Resources
Learning Center
Upload
Plans & pricing Sign in
Sign Out

More Turing Machines - Mount Holyoke College

VIEWS: 0 PAGES: 13

									More Turing Machines

 Sipser 3.2 (pages 148-154)
    Multitape Turing Machines
                      0     1      0      1   0   ⨆



         Finite       a     a      a      ⨆
        control


                      b     a     ⨆



• Formally, we need only change the transition
  function to
  δ: Q×Γk → Q×Γk×{L,R}k
                         CS 311
                                                      2
                  Mount Holyoke College
     Seems more powerful, but…
• Theorem 3.13: Every multitape Turing machine
  has an equivalent single-tape Turing machine.
                            0     1     0      1   0   ⨆



           M                a     a     a     ⨆



                            b     a     ⨆



 S     #   0   1   0   1    0      #     a     a   a   #   b   a   #   ⨆

                                  CS 311
                                                                           3
                           Mount Holyoke College
 Turing-recognizable languages
• Corollary 3.15: A language is Turing-
  recognizable if and only if some multitape
  Turing machine recognizes it.




                         CS 311
                                               4
                  Mount Holyoke College
 Recognizing Composite Numbers
• Let L = {In | n is a composite number}
• Designing a Turing machine to accept L
  would seem to involve factoring n
• However, if we could guess ...
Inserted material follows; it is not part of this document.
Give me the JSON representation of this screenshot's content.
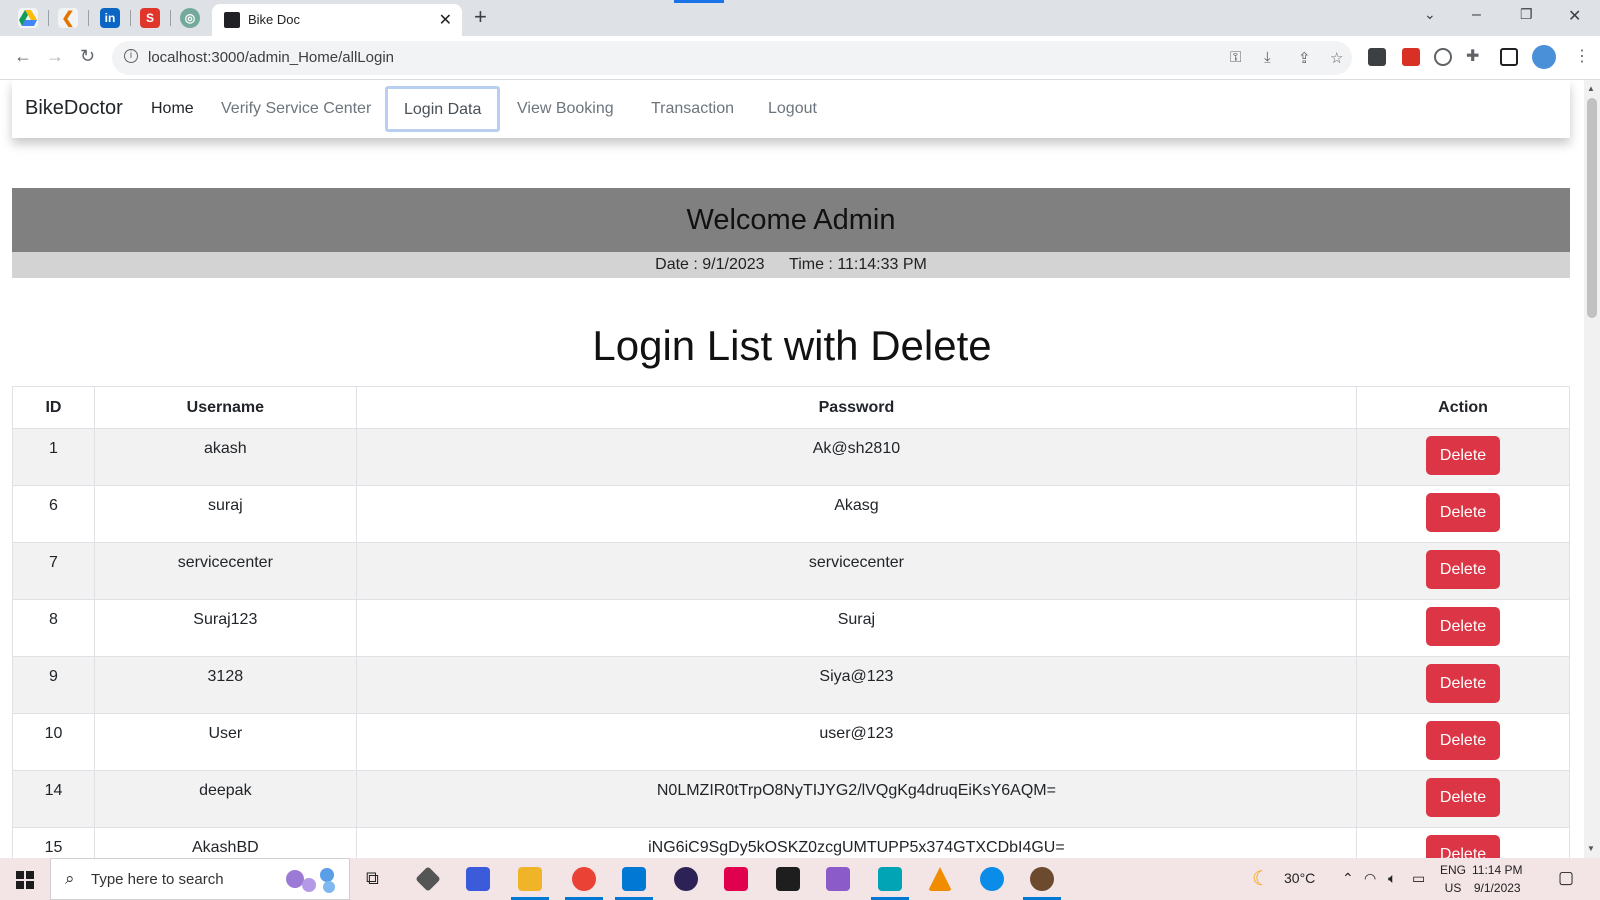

                        CS 311
                                           5
                 Mount Holyoke College
                   Guessing
• Design a machine M that on input In
  performs the following steps:
  1. Nondeterministically choose two numbers p,
     q > 1 and transform the input into #In#Ip#Iq#
  2. Multiply p by q to obtain #In#Ipq#
  3. Checks the number of I's before and after
     the middle # for equality
     • Accepts if equal, and rejects otherwise


                             CS 311
                                                     6
                      Mount Holyoke College
 Nondeterministic Turing machines
• Simply modify the transition function to
  satisfy:
  δ: Q×Γ → P(Q×Γ×{L,R})




                         CS 311
                                             7
                  Mount Holyoke College
Guessing doesn’t buy us anything!
• Theorem 3.16: Every nondeterministic Turing machine
  has an equivalent deterministic Turing machine.


                0   0    1     0     ⨆     Input tape



   D            x   x    #     0      1     x   ⨆   Simulation tape



                1   2    3      3     2     3   1       2   1   ⨆   Address tape




                               CS 311
                                                                             8
                        Mount Holyoke College
          Enumerator

                                         aa
                                        baba
                                        abba


control                             printer



                  0     0     1     0   ⨆   Work tape




                   CS 311
                                                        9
            Mount Holyoke College
 Equivalence with Turing machines
• Theorem 3.21: A language is Turing-
  recognizable if and only if some enumerator
  enumerates it.
• Proof
  (⇐) Suppose enumerator E enumerates L.
  Define M = "On input w:
  1. Run E. Every time that E outputs a string,
     compare it with w.
  2. If w ever appears in the output of E, accept."
                            CS 311
                                                      10
                     Mount Holyoke College
 Equivalence with Turing machines
• Theorem 3.21: A language is Turing-recognizable if
  and only if some enumerator enumerates it.
• Proof
  (⇒) Suppose TM M recognizes L. Build a
  lexicographic enumerator to generate the list of all
  possible strings s1,s2,... over Σ*.
  Define E = "Ignore input.
  1. Repeat the following for i = 1, 2, 3, ...
  2.  Run M for i steps on each input s1,s2,..,si.
  3.  If any computations accept, print out
        corresponding si."


                               CS 311
                                                     11
                        Mount Holyoke College
  TMs take their own sweet time...
• Recognizers, like enumerators may take a while to
  answer yes, ... and even longer to answer no
                                               aa
                                              baba
                                              abba


              control                     printer



                              0   0   1   0   ⨆      Work tape

• A TM that halts on all inputs is called a decider
• A decider that recognizes a languages is said to
  decide that language
• Call a language Turing-decidable if some Turing
  machine decides it

                               CS 311
                                                                 12
                        Mount Holyoke College
     Recognizers and Deciders
• Theorem: A language is Turing-decidable if and only if
  both it and its complement are Turing-recognizable
• Proof:
  (⇒) By definition.
                                #     w       #   ⨆



              M                 #     w       #   ⨆



  (⇐) Simulate, in parallel, M1 on tape 1 and M2 on tape
  2.
                             CS 311
                                                       13
                      Mount Holyoke College

								
To top